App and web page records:

________________________________________

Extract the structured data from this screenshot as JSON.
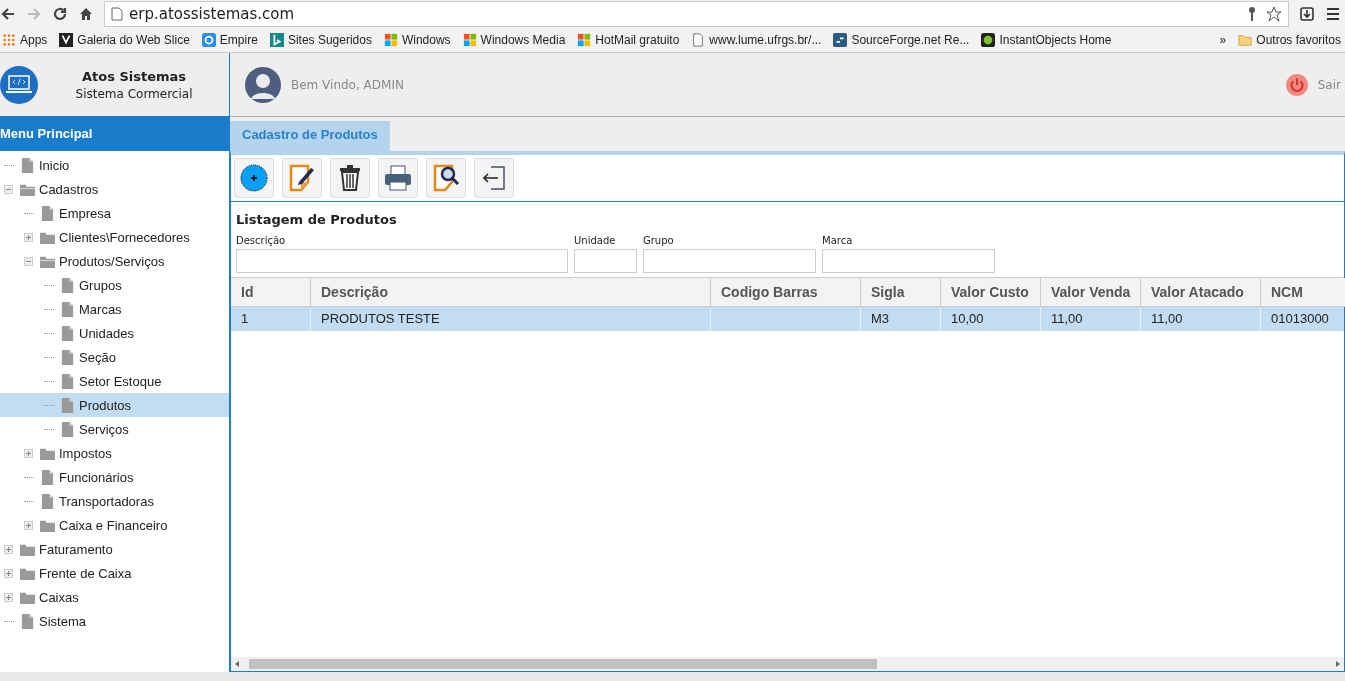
{
  "browser": {
    "url": "erp.atossistemas.com",
    "bookmarks": [
      {
        "kind": "apps",
        "label": "Apps"
      },
      {
        "kind": "slice",
        "label": "Galeria do Web Slice"
      },
      {
        "kind": "empire",
        "label": "Empire"
      },
      {
        "kind": "bing",
        "label": "Sites Sugeridos"
      },
      {
        "kind": "windows",
        "label": "Windows"
      },
      {
        "kind": "windows",
        "label": "Windows Media"
      },
      {
        "kind": "windows",
        "label": "HotMail gratuito"
      },
      {
        "kind": "page",
        "label": "www.lume.ufrgs.br/..."
      },
      {
        "kind": "sf",
        "label": "SourceForge.net Re..."
      },
      {
        "kind": "dot",
        "label": "InstantObjects Home"
      }
    ],
    "more": "»",
    "other_bookmarks": "Outros favoritos"
  },
  "brand": {
    "title": "Atos Sistemas",
    "subtitle": "Sistema Cormercial"
  },
  "user": {
    "greeting": "Bem Vindo, ADMIN",
    "logout": "Sair"
  },
  "menu": {
    "title": "Menu Principal",
    "tree": [
      {
        "kind": "page",
        "label": "Inicio",
        "selected": false
      },
      {
        "kind": "folder",
        "label": "Cadastros",
        "expanded": true,
        "selected": false,
        "children": [
          {
            "kind": "page",
            "label": "Empresa",
            "selected": false
          },
          {
            "kind": "folder",
            "label": "Clientes\\Fornecedores",
            "expanded": false,
            "selected": false
          },
          {
            "kind": "folder",
            "label": "Produtos/Serviços",
            "expanded": true,
            "selected": false,
            "children": [
              {
                "kind": "page",
                "label": "Grupos",
                "selected": false
              },
              {
                "kind": "page",
                "label": "Marcas",
                "selected": false
              },
              {
                "kind": "page",
                "label": "Unidades",
                "selected": false
              },
              {
                "kind": "page",
                "label": "Seção",
                "selected": false
              },
              {
                "kind": "page",
                "label": "Setor Estoque",
                "selected": false
              },
              {
                "kind": "page",
                "label": "Produtos",
                "selected": true
              },
              {
                "kind": "page",
                "label": "Serviços",
                "selected": false
              }
            ]
          },
          {
            "kind": "folder",
            "label": "Impostos",
            "expanded": false,
            "selected": false
          },
          {
            "kind": "page",
            "label": "Funcionários",
            "selected": false
          },
          {
            "kind": "page",
            "label": "Transportadoras",
            "selected": false
          },
          {
            "kind": "folder",
            "label": "Caixa e Financeiro",
            "expanded": false,
            "selected": false
          }
        ]
      },
      {
        "kind": "folder",
        "label": "Faturamento",
        "expanded": false,
        "selected": false
      },
      {
        "kind": "folder",
        "label": "Frente de Caixa",
        "expanded": false,
        "selected": false
      },
      {
        "kind": "folder",
        "label": "Caixas",
        "expanded": false,
        "selected": false
      },
      {
        "kind": "page",
        "label": "Sistema",
        "selected": false
      }
    ]
  },
  "tabs": [
    {
      "label": "Cadastro de Produtos",
      "selected": true
    }
  ],
  "toolbar": [
    {
      "kind": "add"
    },
    {
      "kind": "edit"
    },
    {
      "kind": "delete"
    },
    {
      "kind": "print"
    },
    {
      "kind": "search"
    },
    {
      "kind": "exit"
    }
  ],
  "listing": {
    "title": "Listagem de Produtos",
    "filters": [
      {
        "label": "Descrição"
      },
      {
        "label": "Unidade"
      },
      {
        "label": "Grupo"
      },
      {
        "label": "Marca"
      }
    ],
    "columns": [
      "Id",
      "Descrição",
      "Codigo Barras",
      "Sigla",
      "Valor Custo",
      "Valor Venda",
      "Valor Atacado",
      "NCM"
    ],
    "rows": [
      {
        "selected": true,
        "cells": [
          "1",
          "PRODUTOS TESTE",
          "",
          "M3",
          "10,00",
          "11,00",
          "11,00",
          "01013000"
        ]
      }
    ]
  }
}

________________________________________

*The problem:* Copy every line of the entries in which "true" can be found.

*Your solution:*
        "expanded": true,
            "expanded": true,
                "selected": true
      "selected": true
        "selected": true,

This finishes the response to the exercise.